» PROBLEM TO SOLVE:
Reproduce the records below exactly as they appear, omitting any pictures they contain.

» DATA FOR THE TASK:

- Opening Delimiter -

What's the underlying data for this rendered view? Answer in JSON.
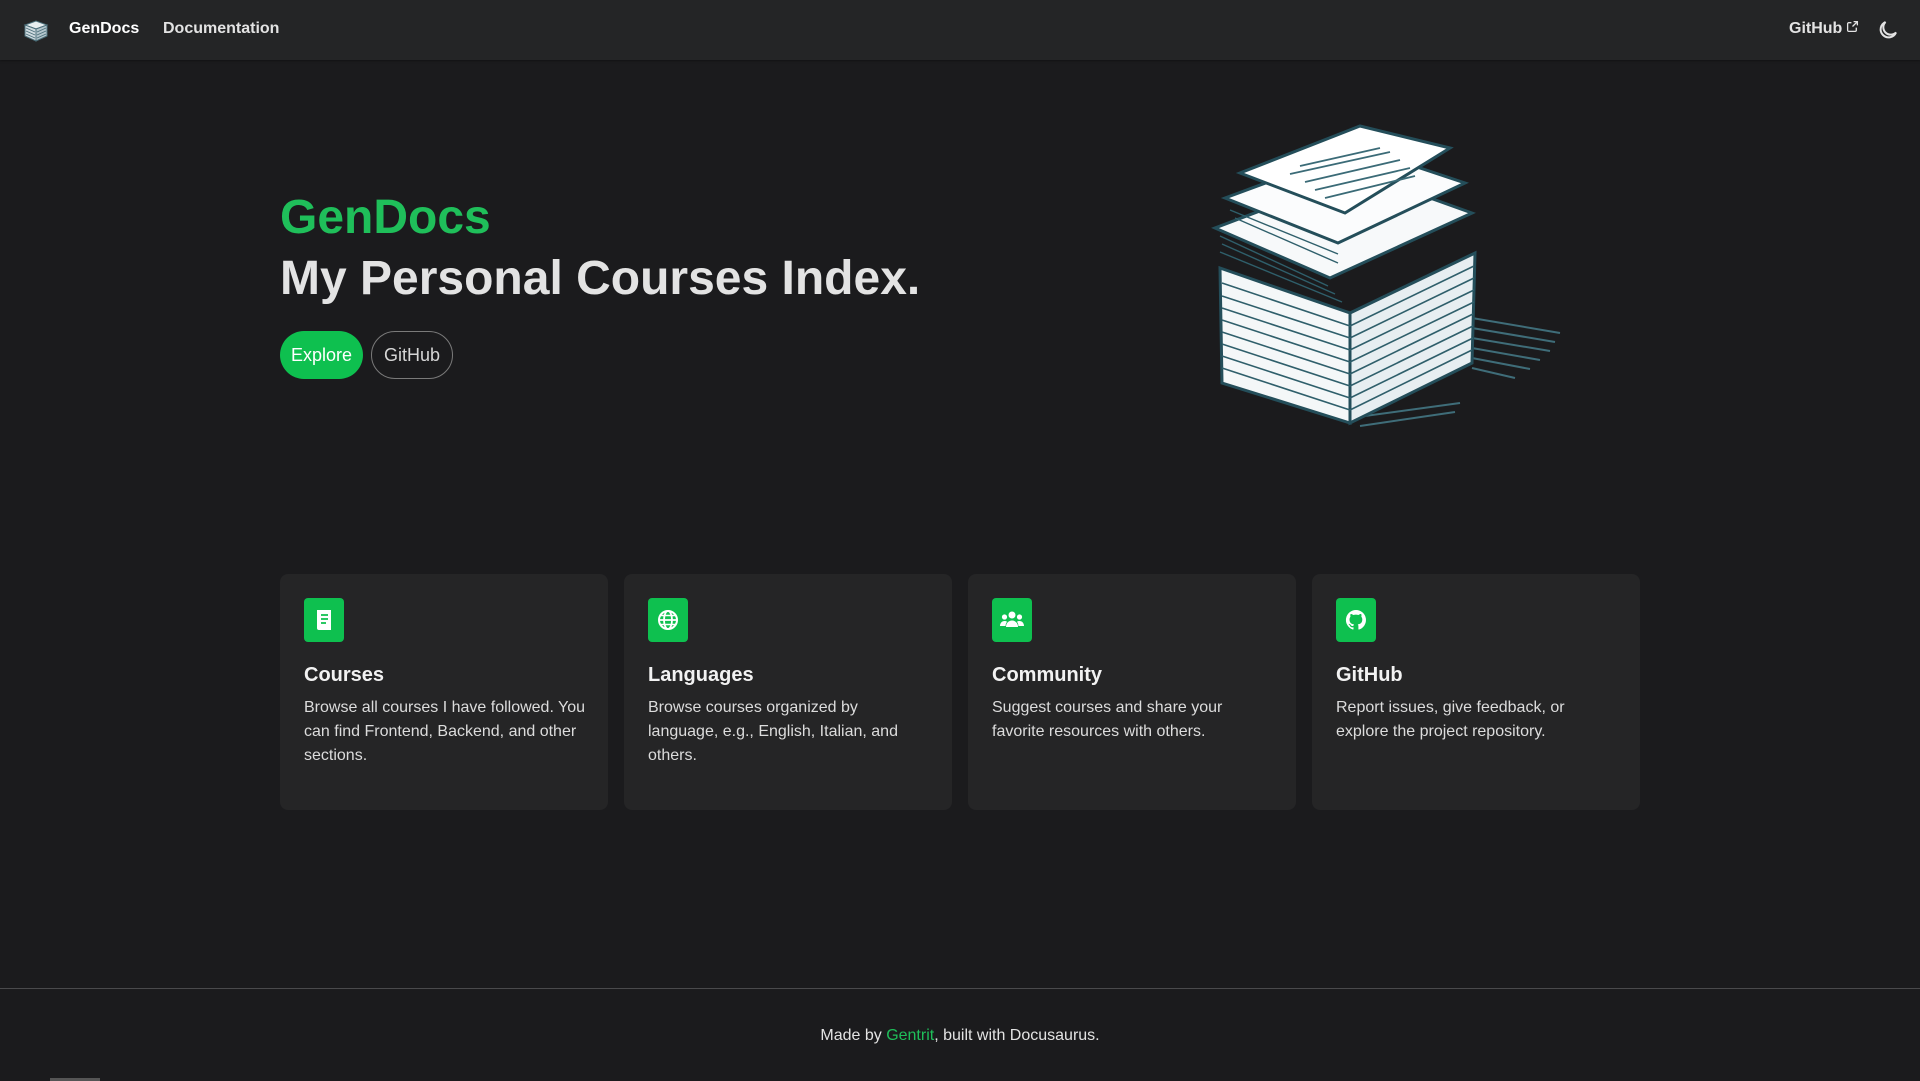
{
  "navbar": {
    "brand": "GenDocs",
    "links": [
      "Documentation"
    ],
    "github_label": "GitHub",
    "logo_icon": "paper-stack-icon",
    "theme_icon": "moon-icon"
  },
  "hero": {
    "title": "GenDocs",
    "subtitle": "My Personal Courses Index.",
    "primary_button": "Explore",
    "secondary_button": "GitHub",
    "illustration": "paper-stack-illustration"
  },
  "cards": [
    {
      "title": "Courses",
      "description": "Browse all courses I have followed. You can find Frontend, Backend, and other sections.",
      "icon": "book-icon"
    },
    {
      "title": "Languages",
      "description": "Browse courses organized by language, e.g., English, Italian, and others.",
      "icon": "globe-icon"
    },
    {
      "title": "Community",
      "description": "Suggest courses and share your favorite resources with others.",
      "icon": "users-icon"
    },
    {
      "title": "GitHub",
      "description": "Report issues, give feedback, or explore the project repository.",
      "icon": "github-icon"
    }
  ],
  "footer": {
    "prefix": "Made by ",
    "author": "Gentrit",
    "suffix": ", built with Docusaurus."
  },
  "colors": {
    "accent": "#0ec04f",
    "accent_text": "#1fbf5a",
    "background": "#1b1b1d",
    "navbar": "#242526",
    "card": "#252526"
  }
}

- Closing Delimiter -

» RESPONSE BOX:
What's the underlying data for this rendered view? Answer in JSON.
{
  "navbar": {
    "brand": "GenDocs",
    "links": [
      "Documentation"
    ],
    "github_label": "GitHub",
    "logo_icon": "paper-stack-icon",
    "theme_icon": "moon-icon"
  },
  "hero": {
    "title": "GenDocs",
    "subtitle": "My Personal Courses Index.",
    "primary_button": "Explore",
    "secondary_button": "GitHub",
    "illustration": "paper-stack-illustration"
  },
  "cards": [
    {
      "title": "Courses",
      "description": "Browse all courses I have followed. You can find Frontend, Backend, and other sections.",
      "icon": "book-icon"
    },
    {
      "title": "Languages",
      "description": "Browse courses organized by language, e.g., English, Italian, and others.",
      "icon": "globe-icon"
    },
    {
      "title": "Community",
      "description": "Suggest courses and share your favorite resources with others.",
      "icon": "users-icon"
    },
    {
      "title": "GitHub",
      "description": "Report issues, give feedback, or explore the project repository.",
      "icon": "github-icon"
    }
  ],
  "footer": {
    "prefix": "Made by ",
    "author": "Gentrit",
    "suffix": ", built with Docusaurus."
  },
  "colors": {
    "accent": "#0ec04f",
    "accent_text": "#1fbf5a",
    "background": "#1b1b1d",
    "navbar": "#242526",
    "card": "#252526"
  }
}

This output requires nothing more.